(Data excerpts)
+---+

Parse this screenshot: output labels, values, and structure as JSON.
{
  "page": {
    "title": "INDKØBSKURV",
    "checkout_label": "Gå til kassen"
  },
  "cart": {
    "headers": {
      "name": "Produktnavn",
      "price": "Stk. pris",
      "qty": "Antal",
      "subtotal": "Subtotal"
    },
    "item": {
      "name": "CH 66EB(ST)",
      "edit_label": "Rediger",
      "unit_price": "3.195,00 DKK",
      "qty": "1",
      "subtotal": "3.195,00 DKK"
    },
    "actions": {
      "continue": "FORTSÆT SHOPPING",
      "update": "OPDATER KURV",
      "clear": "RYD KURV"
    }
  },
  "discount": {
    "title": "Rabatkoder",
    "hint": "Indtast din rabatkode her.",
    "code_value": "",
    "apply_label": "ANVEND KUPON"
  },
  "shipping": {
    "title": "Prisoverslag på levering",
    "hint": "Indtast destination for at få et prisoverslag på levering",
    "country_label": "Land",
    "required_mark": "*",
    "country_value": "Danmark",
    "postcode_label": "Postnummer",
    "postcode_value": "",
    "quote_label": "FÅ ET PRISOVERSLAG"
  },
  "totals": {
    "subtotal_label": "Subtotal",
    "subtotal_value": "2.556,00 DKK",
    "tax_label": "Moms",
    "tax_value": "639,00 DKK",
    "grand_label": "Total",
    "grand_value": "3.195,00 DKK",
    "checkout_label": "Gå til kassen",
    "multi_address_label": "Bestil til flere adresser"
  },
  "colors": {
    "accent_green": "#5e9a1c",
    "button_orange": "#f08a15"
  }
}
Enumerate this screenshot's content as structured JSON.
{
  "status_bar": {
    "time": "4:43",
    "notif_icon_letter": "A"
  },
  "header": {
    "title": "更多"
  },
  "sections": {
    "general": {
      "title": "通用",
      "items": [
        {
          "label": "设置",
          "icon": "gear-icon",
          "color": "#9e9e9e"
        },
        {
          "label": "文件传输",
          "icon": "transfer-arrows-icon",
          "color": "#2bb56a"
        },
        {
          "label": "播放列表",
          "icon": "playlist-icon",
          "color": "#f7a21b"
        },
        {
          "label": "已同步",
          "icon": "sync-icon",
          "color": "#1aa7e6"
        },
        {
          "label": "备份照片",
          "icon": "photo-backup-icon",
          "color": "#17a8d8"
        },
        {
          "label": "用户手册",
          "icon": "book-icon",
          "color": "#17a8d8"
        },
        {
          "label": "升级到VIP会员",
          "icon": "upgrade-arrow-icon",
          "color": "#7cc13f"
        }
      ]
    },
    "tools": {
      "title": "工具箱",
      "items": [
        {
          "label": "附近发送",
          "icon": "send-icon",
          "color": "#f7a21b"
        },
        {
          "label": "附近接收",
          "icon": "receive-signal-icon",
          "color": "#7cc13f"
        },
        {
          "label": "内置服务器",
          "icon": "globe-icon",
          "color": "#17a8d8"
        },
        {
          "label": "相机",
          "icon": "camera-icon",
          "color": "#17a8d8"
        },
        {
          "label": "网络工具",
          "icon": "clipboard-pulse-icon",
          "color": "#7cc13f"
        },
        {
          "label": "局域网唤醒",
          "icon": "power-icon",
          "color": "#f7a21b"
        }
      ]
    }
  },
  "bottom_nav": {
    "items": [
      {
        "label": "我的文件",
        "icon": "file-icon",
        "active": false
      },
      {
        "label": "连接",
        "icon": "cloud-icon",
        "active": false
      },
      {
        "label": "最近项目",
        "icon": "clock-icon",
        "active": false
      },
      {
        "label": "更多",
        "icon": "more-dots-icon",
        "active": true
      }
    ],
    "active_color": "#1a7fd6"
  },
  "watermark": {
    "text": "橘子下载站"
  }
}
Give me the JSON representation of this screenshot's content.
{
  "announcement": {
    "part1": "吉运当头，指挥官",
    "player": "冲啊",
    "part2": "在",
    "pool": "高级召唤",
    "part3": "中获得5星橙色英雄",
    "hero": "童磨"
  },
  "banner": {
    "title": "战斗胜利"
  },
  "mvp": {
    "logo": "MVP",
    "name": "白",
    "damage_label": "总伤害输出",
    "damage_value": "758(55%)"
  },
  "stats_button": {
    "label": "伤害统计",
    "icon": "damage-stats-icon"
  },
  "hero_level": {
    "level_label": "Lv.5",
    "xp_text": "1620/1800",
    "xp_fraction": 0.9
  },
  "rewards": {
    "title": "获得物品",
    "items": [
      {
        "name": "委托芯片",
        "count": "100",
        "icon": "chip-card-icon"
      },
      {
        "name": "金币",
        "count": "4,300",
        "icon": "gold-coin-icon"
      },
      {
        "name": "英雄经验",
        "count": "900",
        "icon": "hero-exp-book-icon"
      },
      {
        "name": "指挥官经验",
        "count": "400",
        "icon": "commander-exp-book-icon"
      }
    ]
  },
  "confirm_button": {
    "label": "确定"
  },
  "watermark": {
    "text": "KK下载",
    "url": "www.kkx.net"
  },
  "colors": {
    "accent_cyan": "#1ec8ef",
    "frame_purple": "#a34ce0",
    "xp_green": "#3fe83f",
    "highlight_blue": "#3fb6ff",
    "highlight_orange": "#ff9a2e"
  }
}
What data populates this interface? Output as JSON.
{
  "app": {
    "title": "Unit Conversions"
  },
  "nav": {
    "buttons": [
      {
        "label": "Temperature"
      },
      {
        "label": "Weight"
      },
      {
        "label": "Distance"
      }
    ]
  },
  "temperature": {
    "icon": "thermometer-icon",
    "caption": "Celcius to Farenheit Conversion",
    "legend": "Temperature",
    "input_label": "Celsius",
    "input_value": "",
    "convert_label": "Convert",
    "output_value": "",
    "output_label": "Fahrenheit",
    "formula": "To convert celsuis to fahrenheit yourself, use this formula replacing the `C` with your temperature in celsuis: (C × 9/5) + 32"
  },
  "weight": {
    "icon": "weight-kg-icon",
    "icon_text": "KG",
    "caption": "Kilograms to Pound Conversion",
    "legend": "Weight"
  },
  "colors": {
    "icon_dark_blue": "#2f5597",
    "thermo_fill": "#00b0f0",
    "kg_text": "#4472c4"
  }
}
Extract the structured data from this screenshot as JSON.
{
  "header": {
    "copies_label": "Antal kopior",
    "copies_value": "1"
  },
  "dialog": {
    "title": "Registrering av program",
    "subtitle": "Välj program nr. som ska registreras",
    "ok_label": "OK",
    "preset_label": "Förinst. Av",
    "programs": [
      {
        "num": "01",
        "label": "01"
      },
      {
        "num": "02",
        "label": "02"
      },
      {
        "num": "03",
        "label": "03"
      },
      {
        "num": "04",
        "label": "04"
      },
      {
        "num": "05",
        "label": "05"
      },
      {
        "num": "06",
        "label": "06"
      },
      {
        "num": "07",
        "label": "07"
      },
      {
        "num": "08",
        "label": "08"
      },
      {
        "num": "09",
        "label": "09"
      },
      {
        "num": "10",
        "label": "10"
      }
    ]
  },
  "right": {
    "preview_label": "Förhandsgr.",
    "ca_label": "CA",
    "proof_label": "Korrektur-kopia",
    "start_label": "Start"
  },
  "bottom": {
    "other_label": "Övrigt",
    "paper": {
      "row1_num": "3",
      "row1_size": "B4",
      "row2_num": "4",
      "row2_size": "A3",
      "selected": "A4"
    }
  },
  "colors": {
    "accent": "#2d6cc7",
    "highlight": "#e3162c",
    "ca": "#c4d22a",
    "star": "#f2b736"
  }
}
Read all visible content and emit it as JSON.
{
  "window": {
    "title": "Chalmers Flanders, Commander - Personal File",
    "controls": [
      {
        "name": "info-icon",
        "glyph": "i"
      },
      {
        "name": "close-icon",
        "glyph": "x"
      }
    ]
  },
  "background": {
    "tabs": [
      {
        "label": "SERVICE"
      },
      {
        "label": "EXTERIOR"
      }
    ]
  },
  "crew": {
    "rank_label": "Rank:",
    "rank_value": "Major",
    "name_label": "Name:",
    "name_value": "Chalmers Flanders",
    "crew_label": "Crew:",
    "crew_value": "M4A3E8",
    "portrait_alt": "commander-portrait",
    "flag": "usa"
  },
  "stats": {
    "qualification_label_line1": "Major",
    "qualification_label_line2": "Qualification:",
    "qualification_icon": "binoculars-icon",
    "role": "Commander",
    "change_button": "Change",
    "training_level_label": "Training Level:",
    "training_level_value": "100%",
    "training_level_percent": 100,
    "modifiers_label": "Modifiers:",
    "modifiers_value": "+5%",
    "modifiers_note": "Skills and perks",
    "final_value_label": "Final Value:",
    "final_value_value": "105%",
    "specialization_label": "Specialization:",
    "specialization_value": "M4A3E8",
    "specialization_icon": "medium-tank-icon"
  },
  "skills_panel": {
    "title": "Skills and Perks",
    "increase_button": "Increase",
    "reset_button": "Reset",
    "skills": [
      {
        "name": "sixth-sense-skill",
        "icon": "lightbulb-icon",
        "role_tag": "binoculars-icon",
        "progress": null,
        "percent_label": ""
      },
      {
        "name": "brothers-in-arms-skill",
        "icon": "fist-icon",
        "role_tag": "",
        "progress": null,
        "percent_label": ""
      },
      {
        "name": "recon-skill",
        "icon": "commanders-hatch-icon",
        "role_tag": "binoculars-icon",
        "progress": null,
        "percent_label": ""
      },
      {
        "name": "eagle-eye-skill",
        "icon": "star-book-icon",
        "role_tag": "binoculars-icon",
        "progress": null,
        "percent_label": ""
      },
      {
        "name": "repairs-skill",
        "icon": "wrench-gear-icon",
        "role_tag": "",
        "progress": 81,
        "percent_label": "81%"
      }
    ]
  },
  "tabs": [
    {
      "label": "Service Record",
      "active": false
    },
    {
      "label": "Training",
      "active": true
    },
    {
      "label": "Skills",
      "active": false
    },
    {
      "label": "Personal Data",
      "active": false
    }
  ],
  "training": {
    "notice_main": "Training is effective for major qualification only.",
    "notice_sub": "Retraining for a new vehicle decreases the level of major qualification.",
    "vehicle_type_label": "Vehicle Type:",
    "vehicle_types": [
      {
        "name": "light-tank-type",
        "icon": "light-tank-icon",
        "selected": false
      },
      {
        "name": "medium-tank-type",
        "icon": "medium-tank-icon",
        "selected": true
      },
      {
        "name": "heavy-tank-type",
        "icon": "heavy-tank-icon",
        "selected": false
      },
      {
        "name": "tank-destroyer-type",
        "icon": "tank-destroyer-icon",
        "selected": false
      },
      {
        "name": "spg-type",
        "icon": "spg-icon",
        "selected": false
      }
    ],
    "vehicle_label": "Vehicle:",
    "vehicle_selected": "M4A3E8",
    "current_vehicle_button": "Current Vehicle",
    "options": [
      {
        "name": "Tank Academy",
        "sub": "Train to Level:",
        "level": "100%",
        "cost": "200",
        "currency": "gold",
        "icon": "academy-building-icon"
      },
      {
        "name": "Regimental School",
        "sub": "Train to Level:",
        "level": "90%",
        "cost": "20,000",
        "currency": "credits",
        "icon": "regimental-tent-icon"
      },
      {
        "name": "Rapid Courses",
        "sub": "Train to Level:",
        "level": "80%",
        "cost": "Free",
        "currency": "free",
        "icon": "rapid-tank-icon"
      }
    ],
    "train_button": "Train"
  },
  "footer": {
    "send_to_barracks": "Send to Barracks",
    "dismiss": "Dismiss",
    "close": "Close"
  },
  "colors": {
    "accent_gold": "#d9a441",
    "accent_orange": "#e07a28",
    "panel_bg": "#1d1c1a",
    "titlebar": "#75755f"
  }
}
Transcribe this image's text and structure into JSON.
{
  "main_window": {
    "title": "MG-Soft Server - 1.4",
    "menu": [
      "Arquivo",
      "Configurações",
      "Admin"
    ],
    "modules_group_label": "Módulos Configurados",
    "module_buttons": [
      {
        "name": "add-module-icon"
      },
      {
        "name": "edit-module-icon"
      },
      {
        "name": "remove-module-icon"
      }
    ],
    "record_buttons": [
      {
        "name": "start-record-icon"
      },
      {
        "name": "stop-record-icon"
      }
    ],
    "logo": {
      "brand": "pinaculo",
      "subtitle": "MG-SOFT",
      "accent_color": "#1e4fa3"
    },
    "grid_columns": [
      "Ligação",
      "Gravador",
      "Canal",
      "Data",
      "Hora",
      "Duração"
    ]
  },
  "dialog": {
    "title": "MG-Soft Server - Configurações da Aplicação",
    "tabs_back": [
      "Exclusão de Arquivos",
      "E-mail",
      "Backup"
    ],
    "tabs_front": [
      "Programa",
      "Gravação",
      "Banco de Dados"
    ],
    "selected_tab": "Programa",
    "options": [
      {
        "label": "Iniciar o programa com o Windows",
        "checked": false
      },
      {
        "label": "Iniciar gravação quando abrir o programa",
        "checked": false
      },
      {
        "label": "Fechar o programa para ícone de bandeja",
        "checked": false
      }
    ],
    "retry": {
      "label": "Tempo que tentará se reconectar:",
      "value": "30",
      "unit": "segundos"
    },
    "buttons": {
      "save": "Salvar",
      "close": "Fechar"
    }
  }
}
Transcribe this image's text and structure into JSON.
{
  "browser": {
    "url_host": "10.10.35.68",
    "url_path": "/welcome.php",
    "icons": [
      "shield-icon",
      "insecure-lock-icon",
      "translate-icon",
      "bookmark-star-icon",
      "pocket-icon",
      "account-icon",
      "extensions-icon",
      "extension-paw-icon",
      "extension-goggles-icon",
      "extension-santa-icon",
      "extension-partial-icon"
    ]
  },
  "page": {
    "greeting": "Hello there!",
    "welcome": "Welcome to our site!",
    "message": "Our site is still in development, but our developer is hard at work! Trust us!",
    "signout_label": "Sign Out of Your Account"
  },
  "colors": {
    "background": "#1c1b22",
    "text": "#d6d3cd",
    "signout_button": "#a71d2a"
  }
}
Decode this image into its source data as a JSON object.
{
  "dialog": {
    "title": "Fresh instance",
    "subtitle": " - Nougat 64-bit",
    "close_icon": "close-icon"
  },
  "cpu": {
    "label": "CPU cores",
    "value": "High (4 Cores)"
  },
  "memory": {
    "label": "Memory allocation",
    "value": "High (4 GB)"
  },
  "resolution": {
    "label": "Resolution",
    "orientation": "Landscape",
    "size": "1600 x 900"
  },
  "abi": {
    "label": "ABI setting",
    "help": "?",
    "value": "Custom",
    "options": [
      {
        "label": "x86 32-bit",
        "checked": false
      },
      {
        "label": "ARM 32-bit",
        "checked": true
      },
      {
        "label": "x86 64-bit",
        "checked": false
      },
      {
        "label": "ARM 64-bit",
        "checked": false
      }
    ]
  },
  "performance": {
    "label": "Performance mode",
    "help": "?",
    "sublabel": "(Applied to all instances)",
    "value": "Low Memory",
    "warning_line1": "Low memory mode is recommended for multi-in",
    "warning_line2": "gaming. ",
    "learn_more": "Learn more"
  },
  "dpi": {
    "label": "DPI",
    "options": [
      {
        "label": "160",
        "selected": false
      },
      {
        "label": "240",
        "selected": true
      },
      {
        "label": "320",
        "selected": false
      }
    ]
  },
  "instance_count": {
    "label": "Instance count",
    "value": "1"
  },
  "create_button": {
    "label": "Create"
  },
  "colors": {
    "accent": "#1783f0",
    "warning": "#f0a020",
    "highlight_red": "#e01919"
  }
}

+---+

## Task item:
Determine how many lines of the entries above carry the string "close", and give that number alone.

## Written response:
4